are stretching to find the light source they need. A healthy African violet
should have a rounded, compact, mounding habit, and dark green foliage.
If you do not have a window with a northeast exposure, fluorescent
lights can do the trick. The lights should be installed so that they hang
about a foot above the plants, and with an average of 14 hours of light per
day from these artificial lights, your African violets should have the
power and energy to bloom and thrive. You do not need to use expensive
grow lights for this.
Fertilizing your African violets
We recommend seeking an organic African violet fertilizer. This is
especially important if the violets are being displayed in the kitchen or

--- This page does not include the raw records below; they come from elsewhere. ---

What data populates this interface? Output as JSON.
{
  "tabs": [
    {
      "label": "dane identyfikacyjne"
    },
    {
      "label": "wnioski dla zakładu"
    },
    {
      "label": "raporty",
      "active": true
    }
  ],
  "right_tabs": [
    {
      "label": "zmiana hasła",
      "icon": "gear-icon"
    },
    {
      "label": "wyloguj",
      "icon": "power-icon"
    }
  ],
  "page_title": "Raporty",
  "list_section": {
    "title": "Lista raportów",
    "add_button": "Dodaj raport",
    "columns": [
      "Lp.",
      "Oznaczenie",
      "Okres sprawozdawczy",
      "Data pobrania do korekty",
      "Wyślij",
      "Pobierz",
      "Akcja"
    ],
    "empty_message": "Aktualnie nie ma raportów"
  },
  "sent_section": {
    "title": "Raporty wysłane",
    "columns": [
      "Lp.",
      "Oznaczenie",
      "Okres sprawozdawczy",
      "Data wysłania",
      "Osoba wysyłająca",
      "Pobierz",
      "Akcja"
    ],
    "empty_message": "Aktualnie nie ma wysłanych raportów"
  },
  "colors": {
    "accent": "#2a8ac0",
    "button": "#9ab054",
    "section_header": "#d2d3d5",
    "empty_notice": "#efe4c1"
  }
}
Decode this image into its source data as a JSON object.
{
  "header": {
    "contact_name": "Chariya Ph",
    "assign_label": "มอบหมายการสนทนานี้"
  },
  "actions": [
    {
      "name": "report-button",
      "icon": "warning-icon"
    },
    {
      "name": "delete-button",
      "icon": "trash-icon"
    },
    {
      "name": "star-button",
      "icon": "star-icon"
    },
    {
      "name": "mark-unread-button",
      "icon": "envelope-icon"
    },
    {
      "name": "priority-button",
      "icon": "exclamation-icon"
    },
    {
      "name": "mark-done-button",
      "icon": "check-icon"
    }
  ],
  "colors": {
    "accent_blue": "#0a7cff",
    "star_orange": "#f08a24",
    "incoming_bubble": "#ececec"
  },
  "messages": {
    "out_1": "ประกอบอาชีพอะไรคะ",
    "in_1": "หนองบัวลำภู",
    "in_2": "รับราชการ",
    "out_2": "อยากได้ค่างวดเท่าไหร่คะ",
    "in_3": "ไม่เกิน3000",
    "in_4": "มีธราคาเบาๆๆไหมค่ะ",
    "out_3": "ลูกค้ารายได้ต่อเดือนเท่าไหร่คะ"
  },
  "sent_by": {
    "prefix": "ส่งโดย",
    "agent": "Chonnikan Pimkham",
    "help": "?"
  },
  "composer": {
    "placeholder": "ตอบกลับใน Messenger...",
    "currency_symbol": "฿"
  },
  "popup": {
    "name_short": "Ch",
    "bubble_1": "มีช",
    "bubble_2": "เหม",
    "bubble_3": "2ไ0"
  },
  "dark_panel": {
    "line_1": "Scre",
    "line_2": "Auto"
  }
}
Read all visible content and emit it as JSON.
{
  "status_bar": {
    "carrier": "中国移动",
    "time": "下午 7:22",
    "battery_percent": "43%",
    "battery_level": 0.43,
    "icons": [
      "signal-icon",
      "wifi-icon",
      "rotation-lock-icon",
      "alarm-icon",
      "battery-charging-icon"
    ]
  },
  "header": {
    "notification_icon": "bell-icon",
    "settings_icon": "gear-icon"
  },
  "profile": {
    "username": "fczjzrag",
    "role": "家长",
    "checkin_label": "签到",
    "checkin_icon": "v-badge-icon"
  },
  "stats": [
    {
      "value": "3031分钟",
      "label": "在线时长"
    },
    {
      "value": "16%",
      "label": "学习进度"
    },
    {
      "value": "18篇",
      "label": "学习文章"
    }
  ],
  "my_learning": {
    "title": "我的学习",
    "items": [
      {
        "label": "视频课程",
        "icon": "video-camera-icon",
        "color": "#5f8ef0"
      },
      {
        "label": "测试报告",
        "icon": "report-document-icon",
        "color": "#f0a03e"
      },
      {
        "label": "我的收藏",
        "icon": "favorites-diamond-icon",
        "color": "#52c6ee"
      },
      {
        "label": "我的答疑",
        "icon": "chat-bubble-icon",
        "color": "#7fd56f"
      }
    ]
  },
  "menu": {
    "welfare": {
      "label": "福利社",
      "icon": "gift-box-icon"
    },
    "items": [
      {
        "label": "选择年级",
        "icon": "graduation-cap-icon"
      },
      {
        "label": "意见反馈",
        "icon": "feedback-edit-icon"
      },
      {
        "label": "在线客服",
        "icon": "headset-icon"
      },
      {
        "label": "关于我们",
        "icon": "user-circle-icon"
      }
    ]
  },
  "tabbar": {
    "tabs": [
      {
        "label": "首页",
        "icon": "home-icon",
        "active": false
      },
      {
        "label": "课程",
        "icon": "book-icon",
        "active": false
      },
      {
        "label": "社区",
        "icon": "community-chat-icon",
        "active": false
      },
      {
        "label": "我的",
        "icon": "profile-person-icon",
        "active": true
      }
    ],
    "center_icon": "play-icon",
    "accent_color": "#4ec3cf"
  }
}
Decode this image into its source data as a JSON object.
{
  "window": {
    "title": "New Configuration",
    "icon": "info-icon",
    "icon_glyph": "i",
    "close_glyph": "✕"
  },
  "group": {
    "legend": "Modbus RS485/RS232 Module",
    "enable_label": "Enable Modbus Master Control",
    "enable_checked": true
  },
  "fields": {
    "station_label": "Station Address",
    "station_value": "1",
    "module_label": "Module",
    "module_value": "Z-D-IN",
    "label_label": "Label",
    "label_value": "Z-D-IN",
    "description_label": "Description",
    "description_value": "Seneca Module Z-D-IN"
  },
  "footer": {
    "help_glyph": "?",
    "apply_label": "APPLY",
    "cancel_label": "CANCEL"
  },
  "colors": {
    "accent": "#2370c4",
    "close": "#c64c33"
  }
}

near eating areas, or anywhere that children play. Chemical fertilizers are
not meant to be ingested, so it's best to be as safe as you can when growing
plants indoors by choosing organic African violet food. Because they are
being grown in planters, your plants will require periodic fertilization to
re-enrich the soil.
Aphids on African violets
All gardeners run into aphids outside in the garden, but they can occur on
house plants, too. Aphids are tiny white and green bugs. You will likely
come across numerous pesticides manufactured for poisoning garden insects,
but let us earnestly steer you away from spraying dangerous toxic substances
in your home. Thousands of people are hospitalized each year due to
over the counter pesticide exposure, and many of these victims are small
The good news is, you can get rid of unwanted aphids on your
African violets completely without nasty poisons. If a plant becomes
infested, take it outside and simply brush or blow the aphids off. You
can use a small paintbrush or cotton swab to assist you in this delicate
procedure. Be sure to check the undersides of the leaves and flowers
where the little bugs may be hiding. No doubt, these minute insects are
having a lovely time living on your lovely African violet plant, but,
if you don't want them there, the above is our solution that is gentle to
the unsuspecting aphids, and gentle on your home and the environment.
The cultivation of house plants does require practice and care, but the
above tips should get you started, and we know you will enjoy having the
guesswork taken out of watering with Emerson Creek Pottery's
ceramic African violet pots.
What Our Customers Say:
I have attached a photo of my favorite piece of Emerson Creek Pottery. Just figuring
out how to find it and attach it to an email was a challenge. I have bought many pieces
of Emerson Creek Pottery to give as gifts, but I didn't have many pieces of my own.
This Mother's Day my daughters gave me the dragonfly planter with an African violet
to plant in it. I put it on our screened porch, where I spend my "me" time. It is
beautiful and causes me to think of my beautiful daughters who are so far way.